Page and application data records:
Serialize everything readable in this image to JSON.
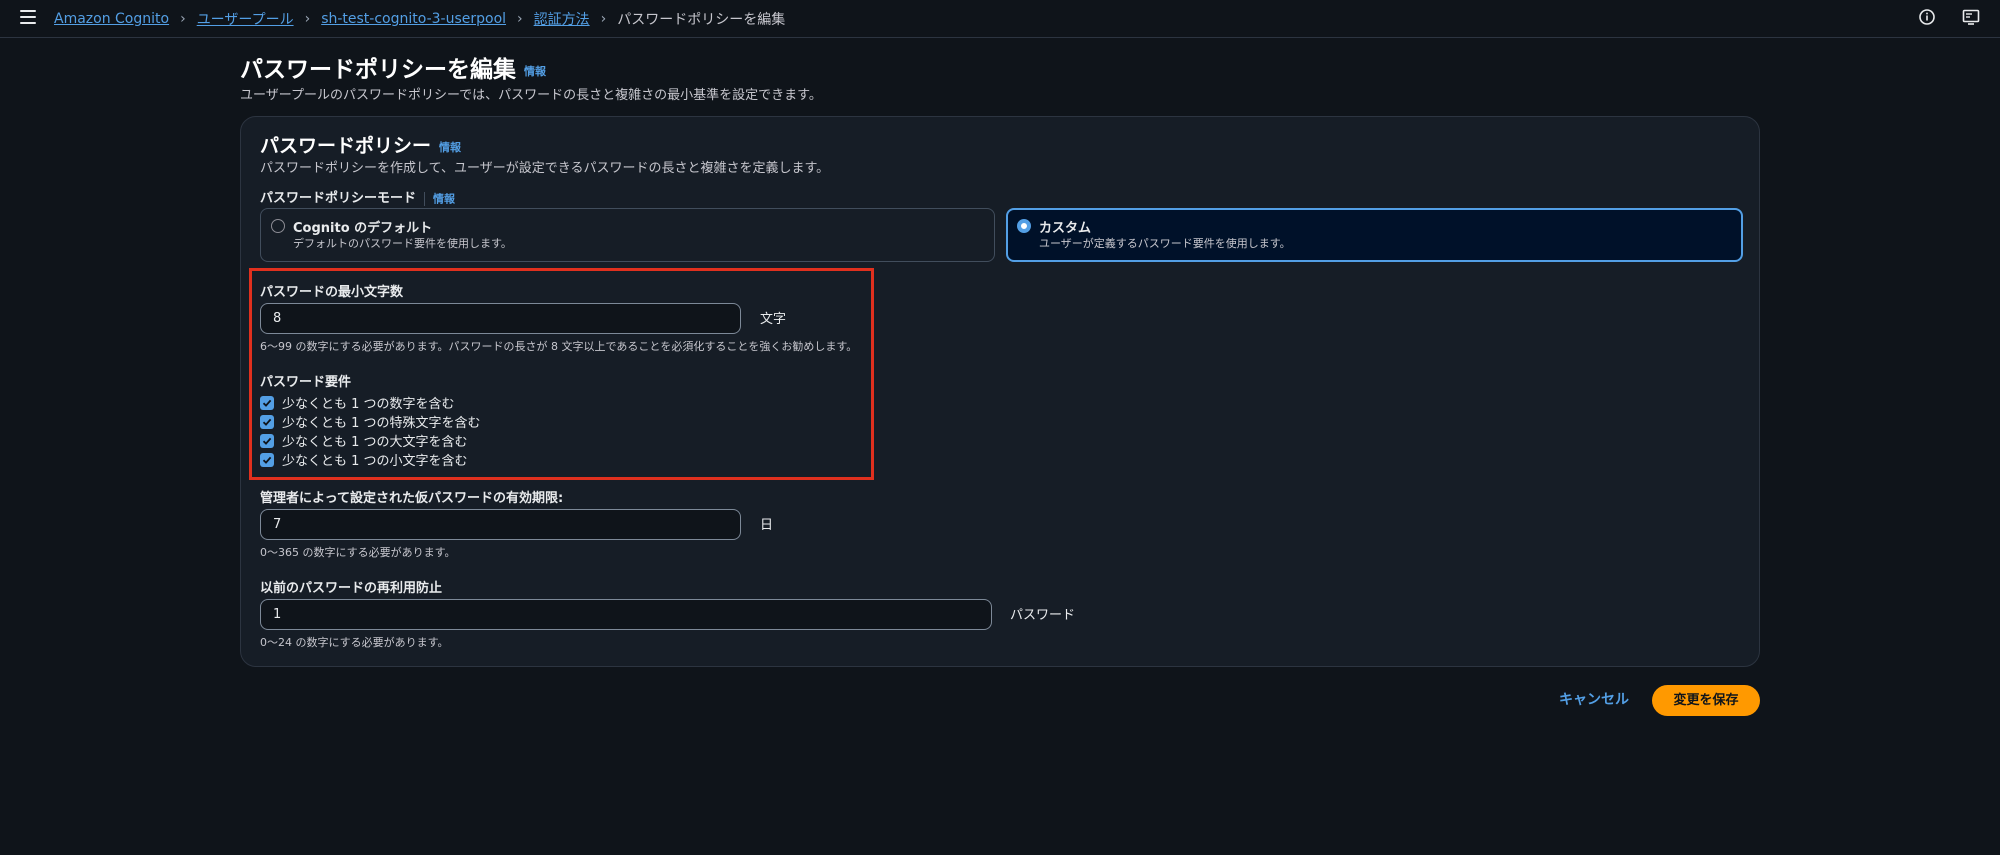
{
  "breadcrumbs": {
    "items": [
      "Amazon Cognito",
      "ユーザープール",
      "sh-test-cognito-3-userpool",
      "認証方法"
    ],
    "current": "パスワードポリシーを編集"
  },
  "page": {
    "title": "パスワードポリシーを編集",
    "info": "情報",
    "description": "ユーザープールのパスワードポリシーでは、パスワードの長さと複雑さの最小基準を設定できます。"
  },
  "section": {
    "title": "パスワードポリシー",
    "info": "情報",
    "description": "パスワードポリシーを作成して、ユーザーが設定できるパスワードの長さと複雑さを定義します。"
  },
  "mode": {
    "label": "パスワードポリシーモード",
    "info": "情報",
    "options": [
      {
        "title": "Cognito のデフォルト",
        "desc": "デフォルトのパスワード要件を使用します。",
        "selected": false
      },
      {
        "title": "カスタム",
        "desc": "ユーザーが定義するパスワード要件を使用します。",
        "selected": true
      }
    ]
  },
  "min_length": {
    "label": "パスワードの最小文字数",
    "value": "8",
    "unit": "文字",
    "hint": "6〜99 の数字にする必要があります。パスワードの長さが 8 文字以上であることを必須化することを強くお勧めします。"
  },
  "requirements": {
    "label": "パスワード要件",
    "items": [
      "少なくとも 1 つの数字を含む",
      "少なくとも 1 つの特殊文字を含む",
      "少なくとも 1 つの大文字を含む",
      "少なくとも 1 つの小文字を含む"
    ]
  },
  "temp_expiry": {
    "label": "管理者によって設定された仮パスワードの有効期限:",
    "value": "7",
    "unit": "日",
    "hint": "0〜365 の数字にする必要があります。"
  },
  "reuse": {
    "label": "以前のパスワードの再利用防止",
    "value": "1",
    "unit": "パスワード",
    "hint": "0〜24 の数字にする必要があります。"
  },
  "actions": {
    "cancel": "キャンセル",
    "save": "変更を保存"
  },
  "colors": {
    "background": "#0f141a",
    "link": "#539fe5",
    "primary": "#ff9900",
    "highlight": "#e0301e"
  }
}
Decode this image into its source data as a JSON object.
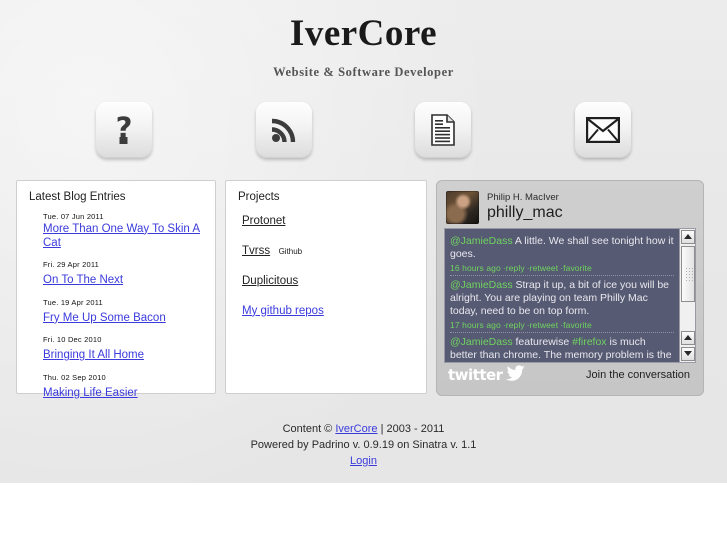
{
  "header": {
    "title": "IverCore",
    "tagline": "Website & Software Developer"
  },
  "icon_nav": [
    {
      "name": "question-mark-icon",
      "label": "About"
    },
    {
      "name": "rss-feed-icon",
      "label": "Feed"
    },
    {
      "name": "document-icon",
      "label": "Resume"
    },
    {
      "name": "envelope-icon",
      "label": "Contact"
    }
  ],
  "blog_panel": {
    "title": "Latest Blog Entries",
    "entries": [
      {
        "date": "Tue. 07 Jun 2011",
        "title": "More Than One Way To Skin A Cat"
      },
      {
        "date": "Fri. 29 Apr 2011",
        "title": "On To The Next"
      },
      {
        "date": "Tue. 19 Apr 2011",
        "title": "Fry Me Up Some Bacon"
      },
      {
        "date": "Fri. 10 Dec 2010",
        "title": "Bringing It All Home"
      },
      {
        "date": "Thu. 02 Sep 2010",
        "title": "Making Life Easier"
      }
    ]
  },
  "projects_panel": {
    "title": "Projects",
    "items": [
      {
        "name": "Protonet",
        "tag": "",
        "blue": false
      },
      {
        "name": "Tvrss",
        "tag": "Github",
        "blue": false
      },
      {
        "name": "Duplicitous",
        "tag": "",
        "blue": false
      },
      {
        "name": "My github repos",
        "tag": "",
        "blue": true
      }
    ]
  },
  "twitter": {
    "real_name": "Philip H. MacIver",
    "handle": "philly_mac",
    "tweets": [
      {
        "user": "@JamieDass",
        "body": " A little. We shall see tonight how it goes.",
        "time": "16 hours ago",
        "reply": "reply",
        "retweet": "retweet",
        "favorite": "favorite"
      },
      {
        "user": "@JamieDass",
        "body": " Strap it up, a bit of ice you will be alright. You are playing on team Philly Mac today, need to be on top form.",
        "time": "17 hours ago",
        "reply": "reply",
        "retweet": "retweet",
        "favorite": "favorite"
      },
      {
        "user": "@JamieDass",
        "body_before": " featurewise ",
        "hashtag": "#firefox",
        "body_after": " is much better than chrome. The memory problem is the only"
      }
    ],
    "logo_text": "twitter",
    "join_label": "Join the conversation"
  },
  "footer": {
    "content_prefix": "Content © ",
    "content_link": "IverCore",
    "content_suffix": " | 2003 - 2011",
    "powered_by": "Powered by Padrino v. 0.9.19 on Sinatra v. 1.1",
    "login": "Login"
  },
  "colors": {
    "page_background": "#e9e9e9",
    "link_blue": "#3b3bdd",
    "tweet_background": "#575a73",
    "tweet_accent_green": "#6fd45f"
  }
}
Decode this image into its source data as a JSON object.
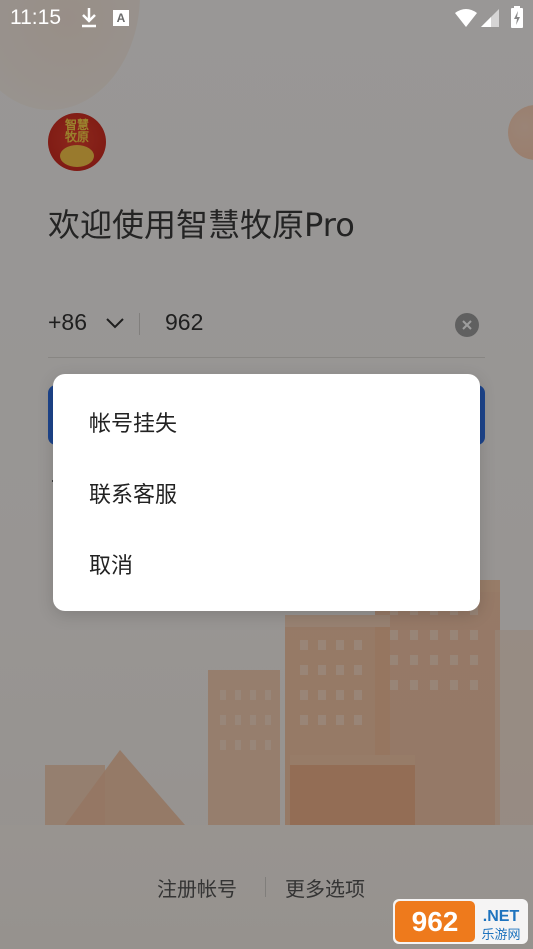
{
  "status_bar": {
    "time": "11:15",
    "icons": [
      "download-icon",
      "a-badge-icon",
      "wifi-icon",
      "signal-icon",
      "battery-icon"
    ],
    "a_badge": "A"
  },
  "logo": {
    "line1": "智慧",
    "line2": "牧原"
  },
  "welcome": {
    "title": "欢迎使用智慧牧原Pro"
  },
  "login_form": {
    "country_code": "+86",
    "phone_value": "962"
  },
  "dialog": {
    "items": [
      {
        "label": "帐号挂失"
      },
      {
        "label": "联系客服"
      },
      {
        "label": "取消"
      }
    ]
  },
  "bottom": {
    "register_label": "注册帐号",
    "more_label": "更多选项"
  },
  "watermark": {
    "brand_number": "962",
    "brand_net": ".NET",
    "brand_subtitle": "乐游网"
  },
  "colors": {
    "accent_blue": "#2f6fe0",
    "logo_red": "#d6322a",
    "logo_gold": "#f9d24a",
    "scrim": "rgba(0,0,0,0.38)"
  }
}
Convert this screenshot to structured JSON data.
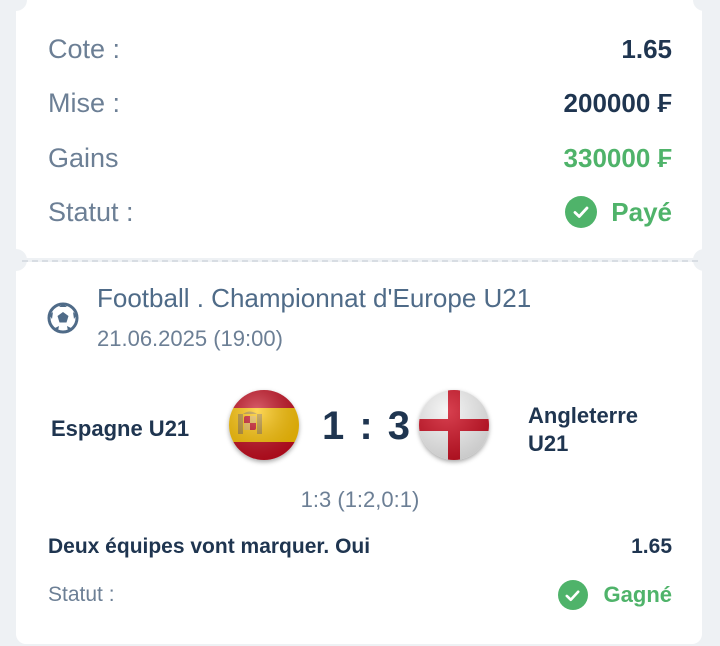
{
  "summary": {
    "odds_label": "Cote :",
    "odds_value": "1.65",
    "stake_label": "Mise :",
    "stake_value": "200000 ₣",
    "winnings_label": "Gains",
    "winnings_value": "330000 ₣",
    "status_label": "Statut :",
    "status_value": "Payé",
    "status_icon": "check-circle-icon"
  },
  "event": {
    "sport_icon": "soccer-ball-icon",
    "league": "Football . Championnat d'Europe U21",
    "datetime": "21.06.2025 (19:00)",
    "home_team": "Espagne U21",
    "home_flag": "spain-flag-icon",
    "score": "1 : 3",
    "away_team_line1": "Angleterre",
    "away_team_line2": "U21",
    "away_flag": "england-flag-icon",
    "score_detail": "1:3 (1:2,0:1)"
  },
  "bet": {
    "selection": "Deux équipes vont marquer. Oui",
    "odds": "1.65",
    "status_label": "Statut :",
    "status_value": "Gagné",
    "status_icon": "check-circle-icon"
  },
  "colors": {
    "background": "#eef1f4",
    "card": "#ffffff",
    "label": "#6c7f95",
    "dark_text": "#1f3550",
    "league_text": "#4f6b88",
    "success": "#4fb36a"
  }
}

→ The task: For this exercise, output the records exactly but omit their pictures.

→ Task response:
Serialize everything readable in this image to JSON.
{
  "breadcrumbs": {
    "items": [
      "Amazon Cognito",
      "ユーザープール",
      "sh-test-cognito-3-userpool",
      "認証方法"
    ],
    "current": "パスワードポリシーを編集"
  },
  "page": {
    "title": "パスワードポリシーを編集",
    "info": "情報",
    "description": "ユーザープールのパスワードポリシーでは、パスワードの長さと複雑さの最小基準を設定できます。"
  },
  "section": {
    "title": "パスワードポリシー",
    "info": "情報",
    "description": "パスワードポリシーを作成して、ユーザーが設定できるパスワードの長さと複雑さを定義します。"
  },
  "mode": {
    "label": "パスワードポリシーモード",
    "info": "情報",
    "options": [
      {
        "title": "Cognito のデフォルト",
        "desc": "デフォルトのパスワード要件を使用します。",
        "selected": false
      },
      {
        "title": "カスタム",
        "desc": "ユーザーが定義するパスワード要件を使用します。",
        "selected": true
      }
    ]
  },
  "min_length": {
    "label": "パスワードの最小文字数",
    "value": "8",
    "unit": "文字",
    "hint": "6〜99 の数字にする必要があります。パスワードの長さが 8 文字以上であることを必須化することを強くお勧めします。"
  },
  "requirements": {
    "label": "パスワード要件",
    "items": [
      "少なくとも 1 つの数字を含む",
      "少なくとも 1 つの特殊文字を含む",
      "少なくとも 1 つの大文字を含む",
      "少なくとも 1 つの小文字を含む"
    ]
  },
  "temp_expiry": {
    "label": "管理者によって設定された仮パスワードの有効期限:",
    "value": "7",
    "unit": "日",
    "hint": "0〜365 の数字にする必要があります。"
  },
  "reuse": {
    "label": "以前のパスワードの再利用防止",
    "value": "1",
    "unit": "パスワード",
    "hint": "0〜24 の数字にする必要があります。"
  },
  "actions": {
    "cancel": "キャンセル",
    "save": "変更を保存"
  },
  "colors": {
    "background": "#0f141a",
    "link": "#539fe5",
    "primary": "#ff9900",
    "highlight": "#e0301e"
  }
}
Decode this image into its source data as a JSON object.
{
  "header": {
    "title": "IverCore",
    "tagline": "Website & Software Developer"
  },
  "icon_nav": [
    {
      "name": "question-mark-icon",
      "label": "About"
    },
    {
      "name": "rss-feed-icon",
      "label": "Feed"
    },
    {
      "name": "document-icon",
      "label": "Resume"
    },
    {
      "name": "envelope-icon",
      "label": "Contact"
    }
  ],
  "blog_panel": {
    "title": "Latest Blog Entries",
    "entries": [
      {
        "date": "Tue. 07 Jun 2011",
        "title": "More Than One Way To Skin A Cat"
      },
      {
        "date": "Fri. 29 Apr 2011",
        "title": "On To The Next"
      },
      {
        "date": "Tue. 19 Apr 2011",
        "title": "Fry Me Up Some Bacon"
      },
      {
        "date": "Fri. 10 Dec 2010",
        "title": "Bringing It All Home"
      },
      {
        "date": "Thu. 02 Sep 2010",
        "title": "Making Life Easier"
      }
    ]
  },
  "projects_panel": {
    "title": "Projects",
    "items": [
      {
        "name": "Protonet",
        "tag": "",
        "blue": false
      },
      {
        "name": "Tvrss",
        "tag": "Github",
        "blue": false
      },
      {
        "name": "Duplicitous",
        "tag": "",
        "blue": false
      },
      {
        "name": "My github repos",
        "tag": "",
        "blue": true
      }
    ]
  },
  "twitter": {
    "real_name": "Philip H. MacIver",
    "handle": "philly_mac",
    "tweets": [
      {
        "user": "@JamieDass",
        "body": " A little. We shall see tonight how it goes.",
        "time": "16 hours ago",
        "reply": "reply",
        "retweet": "retweet",
        "favorite": "favorite"
      },
      {
        "user": "@JamieDass",
        "body": " Strap it up, a bit of ice you will be alright. You are playing on team Philly Mac today, need to be on top form.",
        "time": "17 hours ago",
        "reply": "reply",
        "retweet": "retweet",
        "favorite": "favorite"
      },
      {
        "user": "@JamieDass",
        "body_before": " featurewise ",
        "hashtag": "#firefox",
        "body_after": " is much better than chrome. The memory problem is the only"
      }
    ],
    "logo_text": "twitter",
    "join_label": "Join the conversation"
  },
  "footer": {
    "content_prefix": "Content © ",
    "content_link": "IverCore",
    "content_suffix": " | 2003 - 2011",
    "powered_by": "Powered by Padrino v. 0.9.19 on Sinatra v. 1.1",
    "login": "Login"
  },
  "colors": {
    "page_background": "#e9e9e9",
    "link_blue": "#3b3bdd",
    "tweet_background": "#575a73",
    "tweet_accent_green": "#6fd45f"
  }
}
Decode this image into its source data as a JSON object.
{
  "status_bar": {
    "time": "11:15",
    "icons": [
      "download-icon",
      "a-badge-icon",
      "wifi-icon",
      "signal-icon",
      "battery-icon"
    ],
    "a_badge": "A"
  },
  "logo": {
    "line1": "智慧",
    "line2": "牧原"
  },
  "welcome": {
    "title": "欢迎使用智慧牧原Pro"
  },
  "login_form": {
    "country_code": "+86",
    "phone_value": "962"
  },
  "dialog": {
    "items": [
      {
        "label": "帐号挂失"
      },
      {
        "label": "联系客服"
      },
      {
        "label": "取消"
      }
    ]
  },
  "bottom": {
    "register_label": "注册帐号",
    "more_label": "更多选项"
  },
  "watermark": {
    "brand_number": "962",
    "brand_net": ".NET",
    "brand_subtitle": "乐游网"
  },
  "colors": {
    "accent_blue": "#2f6fe0",
    "logo_red": "#d6322a",
    "logo_gold": "#f9d24a",
    "scrim": "rgba(0,0,0,0.38)"
  }
}
Convert this screenshot to structured JSON data.
{
  "summary": {
    "odds_label": "Cote :",
    "odds_value": "1.65",
    "stake_label": "Mise :",
    "stake_value": "200000 ₣",
    "winnings_label": "Gains",
    "winnings_value": "330000 ₣",
    "status_label": "Statut :",
    "status_value": "Payé",
    "status_icon": "check-circle-icon"
  },
  "event": {
    "sport_icon": "soccer-ball-icon",
    "league": "Football . Championnat d'Europe U21",
    "datetime": "21.06.2025 (19:00)",
    "home_team": "Espagne U21",
    "home_flag": "spain-flag-icon",
    "score": "1 : 3",
    "away_team_line1": "Angleterre",
    "away_team_line2": "U21",
    "away_flag": "england-flag-icon",
    "score_detail": "1:3 (1:2,0:1)"
  },
  "bet": {
    "selection": "Deux équipes vont marquer. Oui",
    "odds": "1.65",
    "status_label": "Statut :",
    "status_value": "Gagné",
    "status_icon": "check-circle-icon"
  },
  "colors": {
    "background": "#eef1f4",
    "card": "#ffffff",
    "label": "#6c7f95",
    "dark_text": "#1f3550",
    "league_text": "#4f6b88",
    "success": "#4fb36a"
  }
}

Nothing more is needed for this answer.